Forse took the routing corridors Ross provided -- and also years later the efforts of Robert Trent Jones, Sr. who redid three other holes on the outward side. It was Forse who created the bunkering style and provided the placement one sees today as well as the array of green contours that can quickly bedevil players with their various internal movements and array of fall-offs encountered. To secure a reasonable birdie opportunity one's approach play had best be present.
The land is completely flat so the fundamental character of the course rests with the putting surfaces. To his credit, Forse did not fall into the trap in trying to superimpose a style at complete odds with the genesis of the layout.
Not all of the holes are on equal plane with one another. However, Ross provided a routing that keeps things changing so no clear pattern or routine emerges and therefore the daily wind pattern will need to accounted for when playing.
The par-4 3rd is a first rate hole -- moving to the right in the drive zone and framed extremely well by the various bunker placements. The two short par-4s on the inward half at the 11th and 12th are done well -- ditto the fine par-5 14th with the famed Willie Mays tree inserting itself into the mixture.
Amazingly, so much of what Forse had to do comes on a site where the overall acreage is quite limited. One of the advantages in playing CC of Orlando is its close proximity to the downtown area and the feeling of being disconnected from the ongoing city life that lies just beyond its property boundary.
For those who tire of the formulaic layouts that have infected much of the greater Orlando market -- if an opportunity to play CC of Orlando arises be sure to head there and see firsthand what can be done when dealing with the usual Florida landscape.
M. James Ward
Ron Forse changed everything but the routing here in 2017………and for the better.
While Forse’s specialty is course restoration (he’s done 39 Ross restorations), the biggest challenge at CCO was restoring the greens. With Ross’s field sketches unavailable, Ron had to adopt a WWDD (what would Donald do?) approach. So he decided to emulate a number of Ross greens that he thought would fit a particular hole. As a result, the golfer will see greens that (s)he might also see at Ross beauties such as Mountain Ridge, Oyster Harbors, Salem, Weston, and Country Club of Buffalo. In other cases, Ron used original ideas he thought would fit the site—the most notable being #9 with its double punchbowl green.
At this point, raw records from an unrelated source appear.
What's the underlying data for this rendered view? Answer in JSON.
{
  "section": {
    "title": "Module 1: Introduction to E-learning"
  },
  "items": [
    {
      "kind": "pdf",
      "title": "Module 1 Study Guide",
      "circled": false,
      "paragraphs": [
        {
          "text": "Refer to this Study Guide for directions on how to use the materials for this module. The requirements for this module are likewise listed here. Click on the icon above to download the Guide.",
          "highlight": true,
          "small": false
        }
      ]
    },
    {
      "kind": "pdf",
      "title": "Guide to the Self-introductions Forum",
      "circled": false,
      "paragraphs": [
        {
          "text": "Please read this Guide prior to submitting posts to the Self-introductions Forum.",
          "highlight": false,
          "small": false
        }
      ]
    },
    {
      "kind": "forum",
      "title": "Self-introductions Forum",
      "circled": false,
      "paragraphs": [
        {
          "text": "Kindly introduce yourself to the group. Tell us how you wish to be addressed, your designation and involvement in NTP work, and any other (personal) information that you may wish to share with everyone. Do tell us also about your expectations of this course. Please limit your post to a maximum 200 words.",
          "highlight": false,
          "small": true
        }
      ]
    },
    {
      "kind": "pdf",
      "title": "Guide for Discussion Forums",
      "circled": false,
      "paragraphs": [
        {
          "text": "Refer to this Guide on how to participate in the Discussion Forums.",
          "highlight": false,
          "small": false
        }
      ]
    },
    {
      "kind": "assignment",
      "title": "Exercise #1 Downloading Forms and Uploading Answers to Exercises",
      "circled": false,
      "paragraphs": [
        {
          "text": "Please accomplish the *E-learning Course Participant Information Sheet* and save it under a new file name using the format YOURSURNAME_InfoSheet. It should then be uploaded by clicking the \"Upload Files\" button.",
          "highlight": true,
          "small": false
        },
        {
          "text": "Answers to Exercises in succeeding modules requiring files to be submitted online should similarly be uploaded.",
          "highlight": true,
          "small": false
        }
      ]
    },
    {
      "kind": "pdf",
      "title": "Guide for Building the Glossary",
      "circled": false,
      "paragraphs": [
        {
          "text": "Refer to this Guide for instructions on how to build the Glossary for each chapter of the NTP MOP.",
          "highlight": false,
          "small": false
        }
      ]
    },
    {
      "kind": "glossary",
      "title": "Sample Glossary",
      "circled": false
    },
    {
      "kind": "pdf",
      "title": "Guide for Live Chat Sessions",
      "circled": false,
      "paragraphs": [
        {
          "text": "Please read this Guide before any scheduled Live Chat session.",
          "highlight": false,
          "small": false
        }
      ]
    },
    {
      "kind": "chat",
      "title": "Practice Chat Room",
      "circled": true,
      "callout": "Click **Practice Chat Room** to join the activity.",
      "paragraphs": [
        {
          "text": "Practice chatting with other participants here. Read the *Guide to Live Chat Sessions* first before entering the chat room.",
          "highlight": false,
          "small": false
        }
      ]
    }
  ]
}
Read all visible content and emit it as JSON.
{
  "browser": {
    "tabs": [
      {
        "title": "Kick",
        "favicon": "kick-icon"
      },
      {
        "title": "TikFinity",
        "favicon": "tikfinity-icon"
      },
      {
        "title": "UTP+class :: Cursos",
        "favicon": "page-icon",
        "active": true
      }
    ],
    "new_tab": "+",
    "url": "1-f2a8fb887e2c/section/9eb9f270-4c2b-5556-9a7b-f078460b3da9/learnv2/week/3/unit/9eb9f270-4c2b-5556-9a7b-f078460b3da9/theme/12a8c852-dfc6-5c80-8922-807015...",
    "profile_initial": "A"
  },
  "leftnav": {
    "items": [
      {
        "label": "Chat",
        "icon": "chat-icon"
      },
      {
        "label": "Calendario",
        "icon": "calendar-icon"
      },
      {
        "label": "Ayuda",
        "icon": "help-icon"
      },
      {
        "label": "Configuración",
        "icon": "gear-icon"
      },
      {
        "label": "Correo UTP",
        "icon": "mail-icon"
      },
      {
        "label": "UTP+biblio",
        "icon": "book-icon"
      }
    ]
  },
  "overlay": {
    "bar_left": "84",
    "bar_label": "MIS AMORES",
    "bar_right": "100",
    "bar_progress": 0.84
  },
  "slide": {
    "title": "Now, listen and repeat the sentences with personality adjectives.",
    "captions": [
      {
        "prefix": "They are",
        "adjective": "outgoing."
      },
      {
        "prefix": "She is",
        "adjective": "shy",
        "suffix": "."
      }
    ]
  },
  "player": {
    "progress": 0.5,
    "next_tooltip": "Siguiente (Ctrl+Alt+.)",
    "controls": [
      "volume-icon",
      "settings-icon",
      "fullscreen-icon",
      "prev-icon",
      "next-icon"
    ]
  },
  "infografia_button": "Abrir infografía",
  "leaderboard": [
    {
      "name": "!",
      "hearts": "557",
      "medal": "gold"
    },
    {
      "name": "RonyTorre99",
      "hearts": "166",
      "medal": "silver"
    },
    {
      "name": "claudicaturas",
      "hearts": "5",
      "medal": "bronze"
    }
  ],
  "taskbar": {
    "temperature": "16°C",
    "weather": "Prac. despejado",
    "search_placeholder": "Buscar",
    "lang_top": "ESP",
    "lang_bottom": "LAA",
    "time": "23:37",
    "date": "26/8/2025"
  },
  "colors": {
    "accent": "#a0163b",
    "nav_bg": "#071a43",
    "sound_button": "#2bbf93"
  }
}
Every green but the first has some nifty contours, and each green offers choices—either running or aerial—on the approach shot. Over half have strategic choices from the tee as well. (My favorite was the dogleg on #14, guarded by an immense tree the members call Willie Mays. For those of you as slow as I, it was so named many years ago because “it catches everything”.) And all three par 5s require some though on the second shot—an area where architects often fall asleep. I enjoyed this course as much as a number of Florida top 50 courses here (Old Marsh, Copperhead, Timuquana and North Palm Beach) and more than a number of others (Pine Tree, Sawgrass, World Woods Oaks, Hammock Dunes Creek) ranked on this site.